● Your instructions:
In the material below, some lines carry "name". Copy each such line.

-=-=-=-=-

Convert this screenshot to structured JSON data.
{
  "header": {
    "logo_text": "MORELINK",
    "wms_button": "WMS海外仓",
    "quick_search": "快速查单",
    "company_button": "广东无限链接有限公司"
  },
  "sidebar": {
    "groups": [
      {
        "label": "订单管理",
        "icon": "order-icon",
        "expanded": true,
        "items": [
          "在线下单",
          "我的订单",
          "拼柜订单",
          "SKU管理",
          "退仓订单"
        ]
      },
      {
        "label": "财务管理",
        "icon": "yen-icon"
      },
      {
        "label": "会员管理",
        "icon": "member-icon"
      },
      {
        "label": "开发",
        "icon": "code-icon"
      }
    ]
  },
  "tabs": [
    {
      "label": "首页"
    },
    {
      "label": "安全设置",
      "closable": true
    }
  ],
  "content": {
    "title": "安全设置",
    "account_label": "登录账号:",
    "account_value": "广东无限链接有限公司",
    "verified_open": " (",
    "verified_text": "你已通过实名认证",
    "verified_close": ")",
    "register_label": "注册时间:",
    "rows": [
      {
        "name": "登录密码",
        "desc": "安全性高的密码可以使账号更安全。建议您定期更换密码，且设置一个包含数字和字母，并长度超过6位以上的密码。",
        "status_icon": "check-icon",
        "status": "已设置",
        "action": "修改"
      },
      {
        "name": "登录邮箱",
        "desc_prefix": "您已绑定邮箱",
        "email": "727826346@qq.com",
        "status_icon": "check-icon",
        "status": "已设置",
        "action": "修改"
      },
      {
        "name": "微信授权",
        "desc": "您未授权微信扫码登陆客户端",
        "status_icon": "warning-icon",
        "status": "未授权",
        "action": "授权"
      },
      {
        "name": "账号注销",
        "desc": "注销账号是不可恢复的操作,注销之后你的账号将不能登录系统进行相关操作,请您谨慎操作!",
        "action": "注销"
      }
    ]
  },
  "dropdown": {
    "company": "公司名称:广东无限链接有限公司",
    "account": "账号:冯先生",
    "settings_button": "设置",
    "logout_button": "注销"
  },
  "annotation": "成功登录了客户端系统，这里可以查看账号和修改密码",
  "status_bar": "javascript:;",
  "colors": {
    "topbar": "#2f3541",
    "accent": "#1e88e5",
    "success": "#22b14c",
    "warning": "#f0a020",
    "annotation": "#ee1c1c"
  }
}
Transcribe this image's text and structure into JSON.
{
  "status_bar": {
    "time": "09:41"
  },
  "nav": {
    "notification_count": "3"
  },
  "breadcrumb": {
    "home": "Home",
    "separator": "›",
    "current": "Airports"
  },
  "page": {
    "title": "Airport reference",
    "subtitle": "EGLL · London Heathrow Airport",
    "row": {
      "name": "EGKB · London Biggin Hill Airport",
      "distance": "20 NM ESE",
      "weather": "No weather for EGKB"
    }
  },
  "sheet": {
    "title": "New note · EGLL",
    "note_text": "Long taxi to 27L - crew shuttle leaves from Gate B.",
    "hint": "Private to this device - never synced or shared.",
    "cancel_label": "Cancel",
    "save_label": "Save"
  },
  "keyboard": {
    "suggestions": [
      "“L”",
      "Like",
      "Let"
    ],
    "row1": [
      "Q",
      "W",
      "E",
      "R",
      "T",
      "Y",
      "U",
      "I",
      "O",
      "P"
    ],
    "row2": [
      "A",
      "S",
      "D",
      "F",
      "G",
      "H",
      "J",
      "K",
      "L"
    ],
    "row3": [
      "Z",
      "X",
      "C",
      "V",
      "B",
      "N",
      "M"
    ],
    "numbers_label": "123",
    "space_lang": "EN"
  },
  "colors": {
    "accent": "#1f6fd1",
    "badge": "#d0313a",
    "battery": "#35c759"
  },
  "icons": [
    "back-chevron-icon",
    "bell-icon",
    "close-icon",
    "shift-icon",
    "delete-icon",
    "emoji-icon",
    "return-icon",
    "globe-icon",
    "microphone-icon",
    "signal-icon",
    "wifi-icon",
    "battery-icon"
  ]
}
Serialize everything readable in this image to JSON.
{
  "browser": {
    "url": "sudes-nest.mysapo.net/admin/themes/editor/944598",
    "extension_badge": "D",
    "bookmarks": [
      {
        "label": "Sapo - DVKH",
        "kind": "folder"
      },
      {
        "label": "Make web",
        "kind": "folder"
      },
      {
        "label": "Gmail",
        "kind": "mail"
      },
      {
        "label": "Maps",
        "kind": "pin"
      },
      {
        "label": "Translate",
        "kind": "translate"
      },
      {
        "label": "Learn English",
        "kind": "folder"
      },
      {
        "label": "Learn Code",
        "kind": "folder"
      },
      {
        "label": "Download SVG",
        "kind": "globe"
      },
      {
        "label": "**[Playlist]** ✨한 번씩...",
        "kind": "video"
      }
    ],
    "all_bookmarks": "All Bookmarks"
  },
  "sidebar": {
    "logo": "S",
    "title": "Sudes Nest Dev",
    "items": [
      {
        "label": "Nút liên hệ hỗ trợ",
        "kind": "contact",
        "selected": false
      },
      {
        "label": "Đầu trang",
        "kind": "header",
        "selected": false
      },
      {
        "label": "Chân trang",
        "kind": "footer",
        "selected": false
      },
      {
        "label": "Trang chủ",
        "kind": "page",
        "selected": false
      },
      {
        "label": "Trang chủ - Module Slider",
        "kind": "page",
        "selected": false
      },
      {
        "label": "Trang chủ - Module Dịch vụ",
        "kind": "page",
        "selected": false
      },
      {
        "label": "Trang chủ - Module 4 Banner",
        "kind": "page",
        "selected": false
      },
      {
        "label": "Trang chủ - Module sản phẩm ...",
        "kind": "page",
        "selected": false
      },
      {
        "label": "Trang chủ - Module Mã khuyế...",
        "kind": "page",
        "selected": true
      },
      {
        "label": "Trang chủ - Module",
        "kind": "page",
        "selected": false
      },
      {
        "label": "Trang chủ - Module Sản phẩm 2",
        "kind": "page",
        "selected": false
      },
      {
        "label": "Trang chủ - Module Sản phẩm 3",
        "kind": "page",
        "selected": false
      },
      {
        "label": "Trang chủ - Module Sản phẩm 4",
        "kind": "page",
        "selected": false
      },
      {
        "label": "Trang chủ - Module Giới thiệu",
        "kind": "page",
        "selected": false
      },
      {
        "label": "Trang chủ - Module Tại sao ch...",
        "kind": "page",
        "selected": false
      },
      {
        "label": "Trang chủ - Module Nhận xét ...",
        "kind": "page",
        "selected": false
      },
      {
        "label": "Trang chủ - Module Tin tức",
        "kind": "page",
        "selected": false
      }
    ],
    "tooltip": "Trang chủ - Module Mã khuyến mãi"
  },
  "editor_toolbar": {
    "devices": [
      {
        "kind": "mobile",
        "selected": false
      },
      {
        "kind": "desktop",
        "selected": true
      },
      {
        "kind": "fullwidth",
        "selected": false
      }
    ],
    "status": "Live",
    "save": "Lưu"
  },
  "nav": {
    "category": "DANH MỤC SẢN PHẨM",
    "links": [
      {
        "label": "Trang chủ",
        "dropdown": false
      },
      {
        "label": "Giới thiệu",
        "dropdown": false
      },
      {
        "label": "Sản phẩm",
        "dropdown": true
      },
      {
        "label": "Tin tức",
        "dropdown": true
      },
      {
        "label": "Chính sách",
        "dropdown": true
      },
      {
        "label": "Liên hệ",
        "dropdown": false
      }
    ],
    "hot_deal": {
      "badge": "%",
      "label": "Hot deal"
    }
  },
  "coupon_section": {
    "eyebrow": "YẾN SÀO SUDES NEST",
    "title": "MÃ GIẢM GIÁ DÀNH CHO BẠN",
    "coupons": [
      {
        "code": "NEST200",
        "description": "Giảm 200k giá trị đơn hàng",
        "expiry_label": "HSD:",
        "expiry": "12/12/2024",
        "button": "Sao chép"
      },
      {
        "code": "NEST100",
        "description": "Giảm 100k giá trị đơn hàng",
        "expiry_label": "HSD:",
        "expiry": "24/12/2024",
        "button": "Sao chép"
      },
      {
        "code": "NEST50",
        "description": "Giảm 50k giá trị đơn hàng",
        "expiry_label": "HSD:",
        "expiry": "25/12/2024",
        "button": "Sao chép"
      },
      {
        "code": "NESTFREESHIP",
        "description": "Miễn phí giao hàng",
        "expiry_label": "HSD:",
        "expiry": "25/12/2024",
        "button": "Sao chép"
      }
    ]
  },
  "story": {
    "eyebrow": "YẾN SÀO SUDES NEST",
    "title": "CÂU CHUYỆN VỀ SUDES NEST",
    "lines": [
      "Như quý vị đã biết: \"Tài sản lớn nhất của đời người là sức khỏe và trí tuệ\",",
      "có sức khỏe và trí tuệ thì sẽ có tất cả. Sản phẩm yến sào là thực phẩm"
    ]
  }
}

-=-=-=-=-

● Finished task:
        "name": "登录密码",
        "name": "登录邮箱",
        "name": "微信授权",
        "name": "账号注销",
      "name": "EGKB · London Biggin Hill Airport",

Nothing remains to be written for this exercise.